(Stored records)
***

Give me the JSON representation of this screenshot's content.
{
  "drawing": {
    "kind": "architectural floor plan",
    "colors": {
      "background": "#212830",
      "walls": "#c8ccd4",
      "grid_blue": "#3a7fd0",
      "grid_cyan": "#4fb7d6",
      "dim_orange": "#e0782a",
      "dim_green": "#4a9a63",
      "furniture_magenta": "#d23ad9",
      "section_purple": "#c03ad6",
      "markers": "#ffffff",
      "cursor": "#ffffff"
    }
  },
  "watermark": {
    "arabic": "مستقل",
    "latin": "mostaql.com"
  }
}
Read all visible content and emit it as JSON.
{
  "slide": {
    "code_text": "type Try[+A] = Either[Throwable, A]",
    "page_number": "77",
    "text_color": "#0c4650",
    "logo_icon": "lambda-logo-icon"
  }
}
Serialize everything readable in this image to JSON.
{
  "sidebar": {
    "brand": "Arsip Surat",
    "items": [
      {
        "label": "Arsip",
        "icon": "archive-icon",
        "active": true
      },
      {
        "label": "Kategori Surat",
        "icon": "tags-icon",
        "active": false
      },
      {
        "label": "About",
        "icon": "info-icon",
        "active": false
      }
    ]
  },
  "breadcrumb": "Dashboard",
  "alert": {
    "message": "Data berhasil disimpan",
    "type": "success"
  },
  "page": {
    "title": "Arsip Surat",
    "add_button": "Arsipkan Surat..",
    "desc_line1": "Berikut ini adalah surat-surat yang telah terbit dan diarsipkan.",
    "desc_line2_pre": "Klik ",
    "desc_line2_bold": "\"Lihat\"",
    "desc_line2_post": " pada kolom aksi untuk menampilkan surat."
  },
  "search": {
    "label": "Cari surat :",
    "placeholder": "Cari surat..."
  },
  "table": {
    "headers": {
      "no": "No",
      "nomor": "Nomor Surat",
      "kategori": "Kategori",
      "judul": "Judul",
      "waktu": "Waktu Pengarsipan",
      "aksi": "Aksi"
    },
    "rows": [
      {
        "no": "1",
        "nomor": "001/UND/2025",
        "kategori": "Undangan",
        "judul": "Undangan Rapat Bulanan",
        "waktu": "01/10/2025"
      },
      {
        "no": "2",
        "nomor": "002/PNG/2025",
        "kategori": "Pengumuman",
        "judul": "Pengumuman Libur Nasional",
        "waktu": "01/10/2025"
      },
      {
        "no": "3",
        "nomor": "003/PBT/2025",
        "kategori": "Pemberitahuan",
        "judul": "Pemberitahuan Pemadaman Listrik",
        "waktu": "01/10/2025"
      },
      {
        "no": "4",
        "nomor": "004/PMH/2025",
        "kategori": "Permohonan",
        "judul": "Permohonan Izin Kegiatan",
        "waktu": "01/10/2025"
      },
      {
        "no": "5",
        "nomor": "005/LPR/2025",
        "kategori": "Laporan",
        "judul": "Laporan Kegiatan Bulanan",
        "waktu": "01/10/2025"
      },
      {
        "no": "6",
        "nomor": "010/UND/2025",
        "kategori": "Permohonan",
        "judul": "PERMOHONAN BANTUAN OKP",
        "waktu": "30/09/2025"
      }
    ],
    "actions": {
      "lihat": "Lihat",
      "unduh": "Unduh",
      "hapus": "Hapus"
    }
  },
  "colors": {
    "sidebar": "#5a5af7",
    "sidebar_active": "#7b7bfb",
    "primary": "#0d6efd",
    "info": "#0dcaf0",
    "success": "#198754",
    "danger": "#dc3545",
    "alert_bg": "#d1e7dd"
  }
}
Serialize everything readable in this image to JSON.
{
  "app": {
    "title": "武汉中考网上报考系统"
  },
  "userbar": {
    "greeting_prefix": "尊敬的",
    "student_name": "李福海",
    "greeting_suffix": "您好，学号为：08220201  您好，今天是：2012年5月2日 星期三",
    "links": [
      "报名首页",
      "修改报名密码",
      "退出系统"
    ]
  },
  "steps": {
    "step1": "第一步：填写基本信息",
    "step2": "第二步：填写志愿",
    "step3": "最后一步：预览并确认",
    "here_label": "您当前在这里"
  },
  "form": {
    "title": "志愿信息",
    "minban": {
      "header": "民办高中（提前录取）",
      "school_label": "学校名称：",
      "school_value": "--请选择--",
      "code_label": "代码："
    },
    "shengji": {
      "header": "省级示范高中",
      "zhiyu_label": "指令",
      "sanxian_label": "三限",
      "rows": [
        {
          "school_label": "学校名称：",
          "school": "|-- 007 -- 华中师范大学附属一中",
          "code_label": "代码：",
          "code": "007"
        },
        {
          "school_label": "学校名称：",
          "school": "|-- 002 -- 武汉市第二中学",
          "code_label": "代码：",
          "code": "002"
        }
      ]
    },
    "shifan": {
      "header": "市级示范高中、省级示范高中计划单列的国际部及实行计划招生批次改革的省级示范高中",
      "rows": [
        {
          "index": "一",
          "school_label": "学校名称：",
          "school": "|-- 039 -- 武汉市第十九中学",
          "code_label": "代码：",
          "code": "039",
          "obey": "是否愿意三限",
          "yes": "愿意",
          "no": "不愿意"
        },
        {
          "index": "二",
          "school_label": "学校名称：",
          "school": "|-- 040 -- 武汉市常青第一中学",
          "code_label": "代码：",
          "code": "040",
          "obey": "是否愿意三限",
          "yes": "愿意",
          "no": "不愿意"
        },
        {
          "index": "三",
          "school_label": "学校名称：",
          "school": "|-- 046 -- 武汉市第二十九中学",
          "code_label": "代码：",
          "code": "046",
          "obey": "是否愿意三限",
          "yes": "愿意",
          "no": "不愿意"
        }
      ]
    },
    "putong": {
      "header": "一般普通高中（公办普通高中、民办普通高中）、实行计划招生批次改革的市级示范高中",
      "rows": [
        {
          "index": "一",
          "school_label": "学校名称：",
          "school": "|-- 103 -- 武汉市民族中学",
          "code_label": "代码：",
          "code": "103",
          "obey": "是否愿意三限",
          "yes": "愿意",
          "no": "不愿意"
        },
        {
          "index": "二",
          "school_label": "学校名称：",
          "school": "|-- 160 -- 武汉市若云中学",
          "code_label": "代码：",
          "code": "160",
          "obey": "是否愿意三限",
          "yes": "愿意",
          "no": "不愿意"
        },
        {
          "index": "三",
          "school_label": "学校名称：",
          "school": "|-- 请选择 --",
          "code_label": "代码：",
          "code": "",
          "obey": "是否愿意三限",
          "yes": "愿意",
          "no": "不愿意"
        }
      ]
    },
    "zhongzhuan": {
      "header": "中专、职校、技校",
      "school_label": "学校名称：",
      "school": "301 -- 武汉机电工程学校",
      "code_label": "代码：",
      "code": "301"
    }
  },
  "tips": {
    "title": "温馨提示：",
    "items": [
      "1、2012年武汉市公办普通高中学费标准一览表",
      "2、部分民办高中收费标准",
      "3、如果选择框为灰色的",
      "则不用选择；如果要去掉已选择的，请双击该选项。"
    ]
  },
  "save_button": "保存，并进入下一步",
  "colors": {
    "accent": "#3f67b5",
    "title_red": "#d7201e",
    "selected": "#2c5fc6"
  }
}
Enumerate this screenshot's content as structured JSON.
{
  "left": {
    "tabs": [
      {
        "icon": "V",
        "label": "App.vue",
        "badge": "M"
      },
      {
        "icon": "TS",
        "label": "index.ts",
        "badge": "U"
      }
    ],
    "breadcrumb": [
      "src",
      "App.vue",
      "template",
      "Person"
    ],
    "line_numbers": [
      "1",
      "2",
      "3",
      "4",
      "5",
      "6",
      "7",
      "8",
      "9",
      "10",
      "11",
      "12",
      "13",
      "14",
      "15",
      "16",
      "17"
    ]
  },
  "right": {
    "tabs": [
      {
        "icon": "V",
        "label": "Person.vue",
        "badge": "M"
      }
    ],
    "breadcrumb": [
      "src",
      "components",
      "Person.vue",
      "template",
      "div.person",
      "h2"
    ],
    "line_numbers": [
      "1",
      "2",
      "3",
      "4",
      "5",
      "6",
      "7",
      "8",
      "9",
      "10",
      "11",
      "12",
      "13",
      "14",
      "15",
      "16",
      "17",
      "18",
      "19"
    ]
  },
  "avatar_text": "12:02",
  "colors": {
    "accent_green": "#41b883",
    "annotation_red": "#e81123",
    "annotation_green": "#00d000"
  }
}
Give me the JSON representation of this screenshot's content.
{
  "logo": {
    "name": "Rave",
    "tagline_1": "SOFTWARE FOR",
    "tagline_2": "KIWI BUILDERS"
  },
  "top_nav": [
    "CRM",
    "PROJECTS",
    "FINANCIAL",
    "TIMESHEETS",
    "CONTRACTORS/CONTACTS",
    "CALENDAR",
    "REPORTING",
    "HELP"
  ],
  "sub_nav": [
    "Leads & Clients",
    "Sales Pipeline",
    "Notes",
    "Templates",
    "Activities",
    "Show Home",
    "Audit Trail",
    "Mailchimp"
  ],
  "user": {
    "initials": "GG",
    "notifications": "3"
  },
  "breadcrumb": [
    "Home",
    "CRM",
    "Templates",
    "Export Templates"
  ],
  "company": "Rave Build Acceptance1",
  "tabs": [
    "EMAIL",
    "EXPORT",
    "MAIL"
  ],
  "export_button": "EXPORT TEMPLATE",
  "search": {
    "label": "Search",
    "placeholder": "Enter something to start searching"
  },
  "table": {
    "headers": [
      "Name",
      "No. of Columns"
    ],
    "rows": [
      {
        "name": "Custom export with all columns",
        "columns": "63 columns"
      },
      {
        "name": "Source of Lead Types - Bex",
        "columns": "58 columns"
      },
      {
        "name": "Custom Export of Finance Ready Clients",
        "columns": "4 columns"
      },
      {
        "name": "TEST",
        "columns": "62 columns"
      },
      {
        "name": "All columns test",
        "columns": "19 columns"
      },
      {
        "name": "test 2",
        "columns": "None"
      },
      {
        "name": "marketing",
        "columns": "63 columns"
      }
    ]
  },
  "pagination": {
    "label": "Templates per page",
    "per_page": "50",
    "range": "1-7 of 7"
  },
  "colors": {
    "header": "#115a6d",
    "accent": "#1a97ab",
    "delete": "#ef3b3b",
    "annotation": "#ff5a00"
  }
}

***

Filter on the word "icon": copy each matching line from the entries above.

## OUTPUT FOR THIS TASK
    "logo_icon": "lambda-logo-icon"
        "icon": "archive-icon",
        "icon": "tags-icon",
        "icon": "info-icon",
        "icon": "V",
        "icon": "TS",
        "icon": "V",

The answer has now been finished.